The debate is around whether UPI should charge a fee for transactions on its platform. This not only defines the most successful digital public good, but will also affect the contours of other DPGs and digital public infrastructure. The launch of the three products by the RBI governor on September 20 also has a bearing on the charges, not only in India but also in countries that propose to adopt UPI.

A public park is a public good as the state does not charge directly for using it. Local or national taxes may be used for making the park, but it remains free to use for all people, not just the taxpayers or citizens. Similarly, UPI is a public good. NPCI, the organisation that owns it, should not charge a fee from users. It does not cost NPCI anything to make this public good as it was built by volunteers.

There is a cost of hosting and maintaining it, but it is a pittance compared with the savings it offers to the economy. By reducing the cost of transactions to zero, it has been able to bring in many more transactions into its fold. Thus, it doesn’t make sense to change these transactions.

This brings us to another question. Who wants to charge fees for UPI transactions? Is it NPCI, or the merchants, payment wallets, credit cards and banks that want to levy a fee for transactions. These are all service providers and if they are asking NPCI/ RBI that they want to charge these transactions, is it not odd? They did not pay for building UPI infrastructure directly. They can justify that their taxes funded it, but that analogy is weak from the public goods perspective.

The only justification for a charge is if value addition is done in the process of the transaction. Certain payment wallets charge for say school fees payment, utility payments, and others. This is done by companies that are monopoly providers of the service. This is fine to the extent that a facilitation or service exists over and above the UPI transaction being provided.

For instance, an ice cream vendor inside a park can charge for the ice cream he is selling but should not charge a premium to consumers for selling in a public park. UPI cannot be made into a toll highway where a charge is levied for usage.

Even a small flat charge will discourage small transactions and will affect small merchants and micro entrepreneurs who are expected to benefit the most from this DPG. An ad-valorem charge will also ultimately affect the volume of transactions on the system and that is not the goal of the DPG.

UPI is a global success story and it should not be derailed by global lobbies that have a vested interest in this platform becoming a private product comparable with their own platforms. There can be a paid parking for cars near a public park, similarly if there is a value addition on any end of transaction that can be charged by the service provider. But the charge should be transparent.

If credit is provided to the merchant or consumer, it can be charged. But it should not be opaque, or merged into the pricing of the transaction itself. This is what UPI can bring to the global payment industry.
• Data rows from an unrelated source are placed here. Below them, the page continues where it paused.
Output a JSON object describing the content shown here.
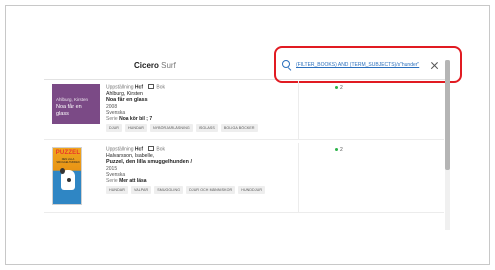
{
  "header": {
    "brand_part1": "Cicero",
    "brand_part2": "Surf"
  },
  "search": {
    "value": "(FILTER_BOOKS) AND (TERM_SUBJECTS)/s\"hunder\""
  },
  "results": [
    {
      "cover": {
        "author": "Ahlburg, Kirsten",
        "title": "Noa får en glass",
        "color": "#7b4a86"
      },
      "status_label": "Uppställning",
      "shelf": "Hcf",
      "format_label": "Bok",
      "author": "Ahlburg, Kirsten",
      "title": "Noa får en glass",
      "year": "2008",
      "language": "Svenska",
      "series_label": "Serie",
      "series": "Noa kör bil ; 7",
      "tags": [
        "DJUR",
        "HUNDAR",
        "NYBÖRJARLÄSNING",
        "ISGLASS",
        "BOLIGA BÖCKER"
      ],
      "count": "2"
    },
    {
      "cover": {
        "head": "PUZZEL",
        "sub": "DEN LILLA SMUGGELHUNDEN"
      },
      "status_label": "Uppställning",
      "shelf": "Hcf",
      "format_label": "Bok",
      "author": "Halvarsson, Isabelle,",
      "title": "Puzzel, den lilla smuggelhunden /",
      "year": "2015",
      "language": "Svenska",
      "series_label": "Serie",
      "series": "Mer att läsa",
      "tags": [
        "HUNDAR",
        "VALPAR",
        "SMUGGLING",
        "DJUR OCH MÄNNISKOR",
        "HUNDDJUR"
      ],
      "count": "2"
    }
  ],
  "colors": {
    "accent": "#2a6fbd",
    "highlight": "#e11b22",
    "available": "#2db34a"
  }
}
The lobbies are aware that UPI can be a gamechanger in the global payments industry. The FED wants to grow up to be a UPI. The UAE, Brazil and Spain are all trying to emulate or recreate UPI. The RBI must respect that UPI is now influencing the global payment industry and this is good for all stakeholders — not just the consumers, but also banks and merchants, globally. The biggest gain for India in the process would be the soft power it achieves in the global payments industry.

(K Yatish Rajawat works at Centre for Innovation in Public Policy, a Delhi-based think tank studying public policy and economic growth. Views expressed are personal.)